* [EXERCISE DESCRIPTION]: The answer must be a single number: how many lines of the records below contain "المحكمة".

+===+

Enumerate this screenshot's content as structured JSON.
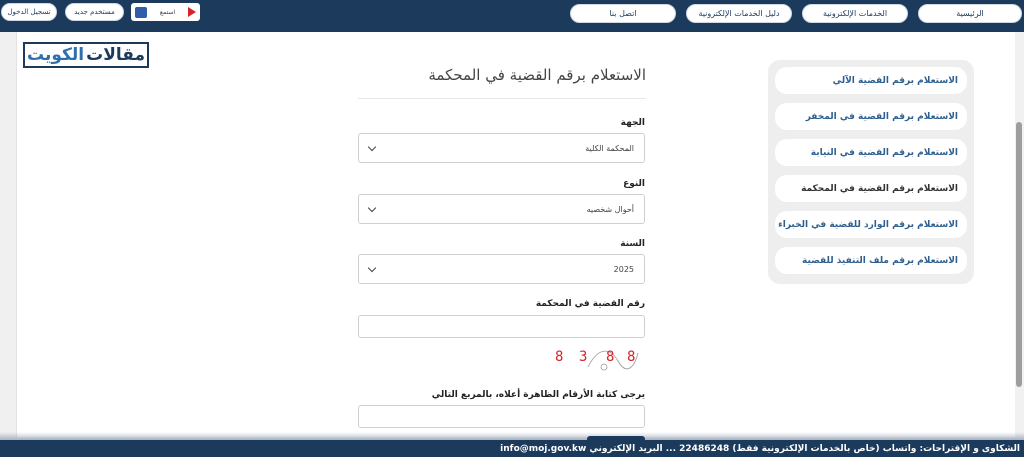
{
  "topnav": {
    "login": "تسجيل الدخول",
    "new_user": "مستخدم جديد",
    "listen": "استمع",
    "home": "الرئيسية",
    "eservices": "الخدمات الإلكترونية",
    "eservices_guide": "دليل الخدمات الإلكترونية",
    "contact": "اتصل بنا"
  },
  "logo": {
    "part1": "مقالات",
    "part2": "الكويت"
  },
  "sidebar": {
    "items": [
      {
        "label": "الاستعلام برقم القضية الآلي",
        "active": false
      },
      {
        "label": "الاستعلام برقم القضية في المخفر",
        "active": false
      },
      {
        "label": "الاستعلام برقم القضية في النيابة",
        "active": false
      },
      {
        "label": "الاستعلام برقم القضية في المحكمة",
        "active": true
      },
      {
        "label": "الاستعلام برقم الوارد للقضية في الخبراء",
        "active": false
      },
      {
        "label": "الاستعلام برقم ملف التنفيذ للقضية",
        "active": false
      }
    ]
  },
  "form": {
    "title": "الاستعلام برقم القضية في المحكمة",
    "entity_label": "الجهة",
    "entity_value": "المحكمة الكلية",
    "type_label": "النوع",
    "type_value": "أحوال شخصيه",
    "year_label": "السنة",
    "year_value": "2025",
    "case_number_label": "رقم القضية في المحكمة",
    "case_number_value": "",
    "captcha_digits": [
      "8",
      "8",
      "3",
      "8"
    ],
    "captcha_instruction": "يرجى كتابة الأرقام الظاهرة أعلاه، بالمربع التالي",
    "captcha_value": ""
  },
  "footer": {
    "text": "الشكاوى و الإقتراحات: واتساب (خاص بالخدمات الإلكترونية فقط) 22486248 ... البريد الإلكتروني info@moj.gov.kw"
  },
  "colors": {
    "nav": "#1b3a5c",
    "link": "#2f5f8f",
    "captcha": "#d9232a"
  }
}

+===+

* [EXERCISE RESULT]: 4